In the last #CommunityVoices the vehicle Atiku George was travelling in attacked and looted by rebels. After being hospitalised for months, Atiku was left in a wheelchair. We continue his story here.
As if that was not enough, while Atiku was just trying to pick up the pieces of his life, another tragedy befell him. On 8th March 2005, at 11pm after celebrating the international women’s’ day, the rebels attacked Dzaipi village killing and abducting an unknown number of people. It is common practice in the area that during dry seasons, most of the villagers prefer to sleep outside their houses on the compound as a way of dealing with the heat. It was during such a period when the rebels came and chopped the sleeping villagers using pangas and axes to death. The rebels attacked the home of George, killed his sister, tortured two of his sons Owala Nickson and Yata Dominic and abducted his 14 year old daughter Dorothy Onziya who is still missing up to date.
“This incident has really twisted my life in a wrong way,” laments Atiku as he thinks about the impact it has had on his life. Initially a wealthy business man, he lost all his property and money during the attack and on hospital bills making it difficult to take care of his family and pay fees for his children. Yet he requires medical attention as his remaining leg is continuously becoming week because of the foreign fragments that entered during the land mine attack. One month after the memorial, on our way to Adjumani, we learnt that Atiku is now bed ridden as his surviving leg has become to swollen with lots of pain. This requires surgery which he cannot afford. His two sons who were tortured by the rebels have since failed to recover and are having mental problems that has hindered them from going to school. Atiku is constantly traumatised and depressed because of his loss yet he does not know the fate of his daughter Dorothy.
“Honestly the rebels killed my sister, abducted my daughter whom I even don’t know whether is alive or dead. Then I have two mentally ill children as a result of the torture by the rebels whom I have to take care of in the state I am in. God is not fair at all.”
Atiku desperately wishes to get information about the fate of his daughter. “The loss of my daughter who is unaccounted for drives me crazy; I need accountability for my daughter,” he says. He hopes that government can compensate him for the loss of property to enable him to start a small business that can facilitate him to take care of his home and pay fees for his children.
“These children need to go to school yet I am their father and I cannot meet their needs,” laments Atiku. Because of the disability, he cannot do any heavy work and yet he requires urgent medical attention for a surgery to save his remaining leg and his life as he lies bedridden in his house.
Unlike other LRA affected areas such as in Acholi, Lango and Teso, in West Nile and specifically Adjumani District, there exist no civil society initiatives to help these communities recover from the effects of the conflict. It is no wonder that during the memorial prayers, Fr. Rapheal Ayiga, the parish priest of Dzaipi presented a memorandum to the Woman Member of Parliament for Adjumani district appealing for government and civil society intervention in the district to help the victims of conflict. He specifically mentioned the need for a rehabilitation centre in the sub county to support survivors like Atiku to aid their recovery. It’s my hope and prayer that victims like Atiku will find answers to the immense challenges that they are facing as a result of conflict in northern Uganda.

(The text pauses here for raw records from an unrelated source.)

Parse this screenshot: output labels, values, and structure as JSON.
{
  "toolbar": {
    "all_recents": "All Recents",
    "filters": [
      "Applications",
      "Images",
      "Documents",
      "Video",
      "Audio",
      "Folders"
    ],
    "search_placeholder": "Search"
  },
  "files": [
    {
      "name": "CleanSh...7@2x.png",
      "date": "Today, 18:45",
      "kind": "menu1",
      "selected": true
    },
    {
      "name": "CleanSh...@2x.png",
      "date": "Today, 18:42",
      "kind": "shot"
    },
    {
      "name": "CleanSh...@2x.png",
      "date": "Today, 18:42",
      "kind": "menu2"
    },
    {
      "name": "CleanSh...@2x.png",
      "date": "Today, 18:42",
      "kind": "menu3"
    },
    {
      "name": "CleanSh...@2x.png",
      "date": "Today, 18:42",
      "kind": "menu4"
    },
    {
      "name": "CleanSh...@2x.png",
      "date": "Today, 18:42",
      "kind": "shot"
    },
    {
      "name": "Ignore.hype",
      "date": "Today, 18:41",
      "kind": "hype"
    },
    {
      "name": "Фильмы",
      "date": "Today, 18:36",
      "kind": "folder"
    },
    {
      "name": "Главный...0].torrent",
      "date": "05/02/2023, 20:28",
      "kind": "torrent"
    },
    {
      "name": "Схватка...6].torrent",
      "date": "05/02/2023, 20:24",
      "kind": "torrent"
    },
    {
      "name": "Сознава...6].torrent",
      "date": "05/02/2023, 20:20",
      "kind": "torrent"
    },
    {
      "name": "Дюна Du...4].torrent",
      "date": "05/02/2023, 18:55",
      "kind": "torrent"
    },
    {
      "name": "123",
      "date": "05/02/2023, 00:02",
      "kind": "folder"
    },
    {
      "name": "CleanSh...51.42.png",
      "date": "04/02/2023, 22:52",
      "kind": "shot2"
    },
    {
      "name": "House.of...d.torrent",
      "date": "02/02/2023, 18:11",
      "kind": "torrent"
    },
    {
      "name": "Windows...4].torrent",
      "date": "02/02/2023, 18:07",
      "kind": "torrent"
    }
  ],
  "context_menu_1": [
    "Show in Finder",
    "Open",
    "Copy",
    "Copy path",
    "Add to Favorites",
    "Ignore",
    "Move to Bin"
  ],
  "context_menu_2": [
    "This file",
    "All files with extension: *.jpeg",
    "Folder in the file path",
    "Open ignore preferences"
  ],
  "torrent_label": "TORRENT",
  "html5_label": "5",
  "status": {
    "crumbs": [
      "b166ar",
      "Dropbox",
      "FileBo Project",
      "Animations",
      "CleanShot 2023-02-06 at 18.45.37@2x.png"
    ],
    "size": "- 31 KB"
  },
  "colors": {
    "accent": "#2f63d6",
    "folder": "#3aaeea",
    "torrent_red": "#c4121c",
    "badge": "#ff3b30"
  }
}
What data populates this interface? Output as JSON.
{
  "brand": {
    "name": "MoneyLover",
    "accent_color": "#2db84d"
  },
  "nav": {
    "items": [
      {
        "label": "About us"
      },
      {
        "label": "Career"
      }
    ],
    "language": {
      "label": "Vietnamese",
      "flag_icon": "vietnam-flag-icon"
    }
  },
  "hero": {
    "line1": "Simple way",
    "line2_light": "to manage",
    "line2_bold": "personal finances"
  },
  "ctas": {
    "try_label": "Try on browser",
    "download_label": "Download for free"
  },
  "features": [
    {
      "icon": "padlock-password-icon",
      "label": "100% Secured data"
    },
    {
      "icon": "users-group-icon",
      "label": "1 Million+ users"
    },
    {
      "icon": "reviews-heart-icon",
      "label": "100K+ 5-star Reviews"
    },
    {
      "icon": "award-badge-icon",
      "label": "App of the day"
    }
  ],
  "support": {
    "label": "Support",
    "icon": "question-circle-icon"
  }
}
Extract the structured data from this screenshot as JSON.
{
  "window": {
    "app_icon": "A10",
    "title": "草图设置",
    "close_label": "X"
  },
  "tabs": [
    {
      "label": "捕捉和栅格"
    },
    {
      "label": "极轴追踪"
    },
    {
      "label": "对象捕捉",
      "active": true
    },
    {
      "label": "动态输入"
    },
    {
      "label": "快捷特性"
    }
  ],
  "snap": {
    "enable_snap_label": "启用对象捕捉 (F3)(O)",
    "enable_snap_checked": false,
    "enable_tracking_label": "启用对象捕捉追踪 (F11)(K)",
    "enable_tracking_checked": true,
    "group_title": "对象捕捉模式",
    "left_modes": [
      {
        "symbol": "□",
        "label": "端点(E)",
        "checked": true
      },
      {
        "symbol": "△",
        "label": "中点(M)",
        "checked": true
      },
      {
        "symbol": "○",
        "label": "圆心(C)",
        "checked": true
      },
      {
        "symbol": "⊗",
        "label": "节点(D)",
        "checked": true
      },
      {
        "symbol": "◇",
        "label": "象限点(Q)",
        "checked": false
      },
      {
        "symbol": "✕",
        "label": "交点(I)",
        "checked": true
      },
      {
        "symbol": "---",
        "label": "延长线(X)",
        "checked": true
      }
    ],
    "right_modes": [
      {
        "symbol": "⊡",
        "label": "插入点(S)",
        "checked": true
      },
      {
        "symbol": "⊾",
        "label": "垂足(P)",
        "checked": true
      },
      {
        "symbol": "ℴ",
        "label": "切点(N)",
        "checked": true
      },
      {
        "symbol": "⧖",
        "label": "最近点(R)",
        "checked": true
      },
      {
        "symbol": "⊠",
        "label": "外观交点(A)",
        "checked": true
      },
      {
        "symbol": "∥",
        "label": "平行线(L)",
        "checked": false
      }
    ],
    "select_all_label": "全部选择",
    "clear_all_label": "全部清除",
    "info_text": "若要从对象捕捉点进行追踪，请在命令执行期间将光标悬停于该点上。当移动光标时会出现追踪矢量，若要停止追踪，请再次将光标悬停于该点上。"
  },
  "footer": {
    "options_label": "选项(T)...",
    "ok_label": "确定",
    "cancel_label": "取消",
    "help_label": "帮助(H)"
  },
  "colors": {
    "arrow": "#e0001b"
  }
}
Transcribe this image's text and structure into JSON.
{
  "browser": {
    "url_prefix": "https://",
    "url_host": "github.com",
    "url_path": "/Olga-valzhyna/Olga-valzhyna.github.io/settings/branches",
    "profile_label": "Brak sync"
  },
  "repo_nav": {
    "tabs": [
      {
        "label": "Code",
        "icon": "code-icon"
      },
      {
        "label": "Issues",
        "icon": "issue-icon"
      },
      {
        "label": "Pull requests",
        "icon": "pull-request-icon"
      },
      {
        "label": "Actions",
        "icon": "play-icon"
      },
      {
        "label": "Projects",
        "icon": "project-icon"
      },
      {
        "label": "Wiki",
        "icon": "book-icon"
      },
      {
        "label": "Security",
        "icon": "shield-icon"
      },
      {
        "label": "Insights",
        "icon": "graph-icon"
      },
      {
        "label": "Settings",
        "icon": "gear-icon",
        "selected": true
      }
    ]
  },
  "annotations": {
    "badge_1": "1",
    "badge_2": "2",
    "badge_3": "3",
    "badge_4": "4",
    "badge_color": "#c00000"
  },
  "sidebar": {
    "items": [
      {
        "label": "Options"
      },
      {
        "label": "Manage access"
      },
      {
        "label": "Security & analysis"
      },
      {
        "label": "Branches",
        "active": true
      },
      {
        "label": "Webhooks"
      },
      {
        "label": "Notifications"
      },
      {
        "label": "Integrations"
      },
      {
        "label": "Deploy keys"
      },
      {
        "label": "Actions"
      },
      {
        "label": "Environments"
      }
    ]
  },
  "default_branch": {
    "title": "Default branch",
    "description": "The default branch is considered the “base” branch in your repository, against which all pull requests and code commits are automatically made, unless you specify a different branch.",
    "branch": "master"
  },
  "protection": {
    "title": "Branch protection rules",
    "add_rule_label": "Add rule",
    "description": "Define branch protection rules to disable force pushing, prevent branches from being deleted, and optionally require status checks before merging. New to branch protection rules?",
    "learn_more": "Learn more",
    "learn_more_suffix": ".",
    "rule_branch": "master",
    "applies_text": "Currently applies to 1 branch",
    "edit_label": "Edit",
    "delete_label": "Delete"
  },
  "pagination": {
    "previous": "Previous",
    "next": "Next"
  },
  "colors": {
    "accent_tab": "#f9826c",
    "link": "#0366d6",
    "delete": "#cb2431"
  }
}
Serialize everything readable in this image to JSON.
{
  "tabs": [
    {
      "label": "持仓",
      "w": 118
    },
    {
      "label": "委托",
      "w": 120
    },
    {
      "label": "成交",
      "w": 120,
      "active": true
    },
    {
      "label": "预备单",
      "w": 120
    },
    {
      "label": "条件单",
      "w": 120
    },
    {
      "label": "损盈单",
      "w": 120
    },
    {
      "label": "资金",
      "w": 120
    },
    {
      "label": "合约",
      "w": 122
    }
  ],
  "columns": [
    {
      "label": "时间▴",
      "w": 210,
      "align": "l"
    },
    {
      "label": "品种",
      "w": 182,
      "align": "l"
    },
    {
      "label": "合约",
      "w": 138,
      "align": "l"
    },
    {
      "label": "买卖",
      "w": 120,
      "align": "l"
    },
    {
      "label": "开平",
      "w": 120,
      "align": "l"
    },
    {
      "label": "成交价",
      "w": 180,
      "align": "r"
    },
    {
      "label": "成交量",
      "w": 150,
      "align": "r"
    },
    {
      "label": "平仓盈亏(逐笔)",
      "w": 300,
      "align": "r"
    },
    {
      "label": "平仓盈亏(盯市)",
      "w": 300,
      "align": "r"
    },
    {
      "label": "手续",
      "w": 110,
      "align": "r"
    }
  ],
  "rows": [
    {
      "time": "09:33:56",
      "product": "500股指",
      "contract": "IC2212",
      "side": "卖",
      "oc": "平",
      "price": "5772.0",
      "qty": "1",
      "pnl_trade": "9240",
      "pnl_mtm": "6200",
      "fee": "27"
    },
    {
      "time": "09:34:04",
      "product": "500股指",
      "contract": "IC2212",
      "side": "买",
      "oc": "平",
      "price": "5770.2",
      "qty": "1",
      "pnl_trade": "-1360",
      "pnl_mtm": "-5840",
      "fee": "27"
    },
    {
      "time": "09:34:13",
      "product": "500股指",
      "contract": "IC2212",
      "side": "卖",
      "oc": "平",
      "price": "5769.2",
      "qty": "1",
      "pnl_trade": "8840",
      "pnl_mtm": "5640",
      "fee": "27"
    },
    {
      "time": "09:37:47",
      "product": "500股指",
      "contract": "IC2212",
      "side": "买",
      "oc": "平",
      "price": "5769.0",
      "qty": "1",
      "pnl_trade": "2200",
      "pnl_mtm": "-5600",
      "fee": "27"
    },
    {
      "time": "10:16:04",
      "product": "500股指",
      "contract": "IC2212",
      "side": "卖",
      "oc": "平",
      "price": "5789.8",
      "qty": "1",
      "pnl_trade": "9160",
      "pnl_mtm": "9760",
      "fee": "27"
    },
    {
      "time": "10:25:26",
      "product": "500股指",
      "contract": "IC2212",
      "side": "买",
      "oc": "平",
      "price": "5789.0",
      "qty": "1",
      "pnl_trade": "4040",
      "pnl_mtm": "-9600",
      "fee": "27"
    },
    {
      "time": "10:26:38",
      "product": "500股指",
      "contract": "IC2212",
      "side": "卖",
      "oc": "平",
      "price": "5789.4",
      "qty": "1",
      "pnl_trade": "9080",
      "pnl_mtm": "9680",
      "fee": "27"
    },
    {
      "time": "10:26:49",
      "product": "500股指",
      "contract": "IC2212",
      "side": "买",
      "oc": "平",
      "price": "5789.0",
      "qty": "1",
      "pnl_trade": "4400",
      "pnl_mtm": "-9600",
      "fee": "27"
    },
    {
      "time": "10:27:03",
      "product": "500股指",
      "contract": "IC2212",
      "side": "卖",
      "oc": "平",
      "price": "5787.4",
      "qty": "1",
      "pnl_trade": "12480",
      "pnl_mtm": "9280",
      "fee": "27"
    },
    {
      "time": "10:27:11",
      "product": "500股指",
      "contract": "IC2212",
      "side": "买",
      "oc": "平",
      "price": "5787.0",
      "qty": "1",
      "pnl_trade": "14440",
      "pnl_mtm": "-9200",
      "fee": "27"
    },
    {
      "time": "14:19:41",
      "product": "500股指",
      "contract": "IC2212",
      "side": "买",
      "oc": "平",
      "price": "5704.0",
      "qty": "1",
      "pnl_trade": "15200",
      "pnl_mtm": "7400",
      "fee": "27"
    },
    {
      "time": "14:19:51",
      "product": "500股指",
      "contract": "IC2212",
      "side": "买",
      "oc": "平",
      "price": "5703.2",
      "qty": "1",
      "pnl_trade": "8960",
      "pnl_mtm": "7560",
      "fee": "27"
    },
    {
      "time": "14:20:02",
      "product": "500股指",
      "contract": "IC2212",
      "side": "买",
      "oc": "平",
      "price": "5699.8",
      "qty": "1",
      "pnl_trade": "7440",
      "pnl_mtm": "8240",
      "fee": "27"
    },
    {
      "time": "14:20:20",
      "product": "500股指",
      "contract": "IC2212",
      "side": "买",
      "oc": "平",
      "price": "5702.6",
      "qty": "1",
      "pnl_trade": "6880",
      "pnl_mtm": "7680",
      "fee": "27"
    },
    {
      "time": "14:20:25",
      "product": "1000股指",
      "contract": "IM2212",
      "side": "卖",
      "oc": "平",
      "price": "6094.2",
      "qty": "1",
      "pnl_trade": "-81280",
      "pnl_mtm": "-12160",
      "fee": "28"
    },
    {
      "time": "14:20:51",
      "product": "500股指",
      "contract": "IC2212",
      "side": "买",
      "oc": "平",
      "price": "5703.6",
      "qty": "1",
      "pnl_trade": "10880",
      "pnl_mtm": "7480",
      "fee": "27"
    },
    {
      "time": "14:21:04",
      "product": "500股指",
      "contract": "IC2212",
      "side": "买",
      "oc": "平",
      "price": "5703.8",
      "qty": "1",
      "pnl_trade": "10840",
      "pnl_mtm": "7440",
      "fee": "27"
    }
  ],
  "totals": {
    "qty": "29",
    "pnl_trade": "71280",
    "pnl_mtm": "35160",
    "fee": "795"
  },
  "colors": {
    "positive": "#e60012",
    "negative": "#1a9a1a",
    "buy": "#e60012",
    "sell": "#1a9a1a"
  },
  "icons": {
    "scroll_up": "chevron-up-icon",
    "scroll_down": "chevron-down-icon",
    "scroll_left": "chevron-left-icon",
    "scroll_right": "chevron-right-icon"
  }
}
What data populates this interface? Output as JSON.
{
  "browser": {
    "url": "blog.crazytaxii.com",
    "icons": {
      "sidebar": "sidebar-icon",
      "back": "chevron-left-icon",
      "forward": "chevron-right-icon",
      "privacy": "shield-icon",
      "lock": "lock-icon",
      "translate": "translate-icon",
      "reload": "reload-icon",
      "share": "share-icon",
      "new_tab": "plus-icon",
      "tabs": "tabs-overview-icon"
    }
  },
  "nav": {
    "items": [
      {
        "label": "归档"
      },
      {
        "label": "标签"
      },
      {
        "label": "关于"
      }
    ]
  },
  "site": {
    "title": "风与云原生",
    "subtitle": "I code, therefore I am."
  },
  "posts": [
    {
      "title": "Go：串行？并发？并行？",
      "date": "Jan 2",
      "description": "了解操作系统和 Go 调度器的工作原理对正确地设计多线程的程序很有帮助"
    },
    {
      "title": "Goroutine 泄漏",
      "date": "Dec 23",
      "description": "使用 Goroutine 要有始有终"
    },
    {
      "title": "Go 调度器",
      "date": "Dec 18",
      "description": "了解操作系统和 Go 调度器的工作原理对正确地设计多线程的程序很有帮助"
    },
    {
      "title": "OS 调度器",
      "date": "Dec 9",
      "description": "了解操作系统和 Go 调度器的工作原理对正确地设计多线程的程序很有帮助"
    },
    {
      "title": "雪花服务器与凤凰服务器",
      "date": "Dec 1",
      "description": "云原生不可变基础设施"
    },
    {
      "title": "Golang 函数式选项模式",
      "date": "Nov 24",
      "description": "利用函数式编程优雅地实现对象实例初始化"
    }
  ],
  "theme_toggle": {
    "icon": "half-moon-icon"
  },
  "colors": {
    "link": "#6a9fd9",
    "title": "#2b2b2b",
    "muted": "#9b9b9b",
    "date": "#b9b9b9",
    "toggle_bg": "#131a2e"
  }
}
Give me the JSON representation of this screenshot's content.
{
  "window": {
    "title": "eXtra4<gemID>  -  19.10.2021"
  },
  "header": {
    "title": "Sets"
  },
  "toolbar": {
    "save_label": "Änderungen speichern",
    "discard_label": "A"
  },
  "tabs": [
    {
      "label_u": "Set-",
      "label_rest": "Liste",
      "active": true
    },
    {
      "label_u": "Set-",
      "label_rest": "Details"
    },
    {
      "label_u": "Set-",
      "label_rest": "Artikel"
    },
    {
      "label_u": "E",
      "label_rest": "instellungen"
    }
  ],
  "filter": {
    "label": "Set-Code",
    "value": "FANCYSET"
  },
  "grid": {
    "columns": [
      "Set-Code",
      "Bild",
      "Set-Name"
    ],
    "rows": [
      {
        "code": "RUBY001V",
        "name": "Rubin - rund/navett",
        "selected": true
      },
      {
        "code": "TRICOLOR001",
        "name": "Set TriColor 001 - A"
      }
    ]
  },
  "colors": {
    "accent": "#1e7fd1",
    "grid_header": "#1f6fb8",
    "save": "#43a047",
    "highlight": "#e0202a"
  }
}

#CommunityVoices collects; preserves and makes accessible personal and collective accounts on experiences and highlights transitional challenges of communities affected by decades of conflict in northern Uganda. It’s our hope that this blog will serve as a medium for communities to share their experiences and for the public to appreciate the transition challenges that they go through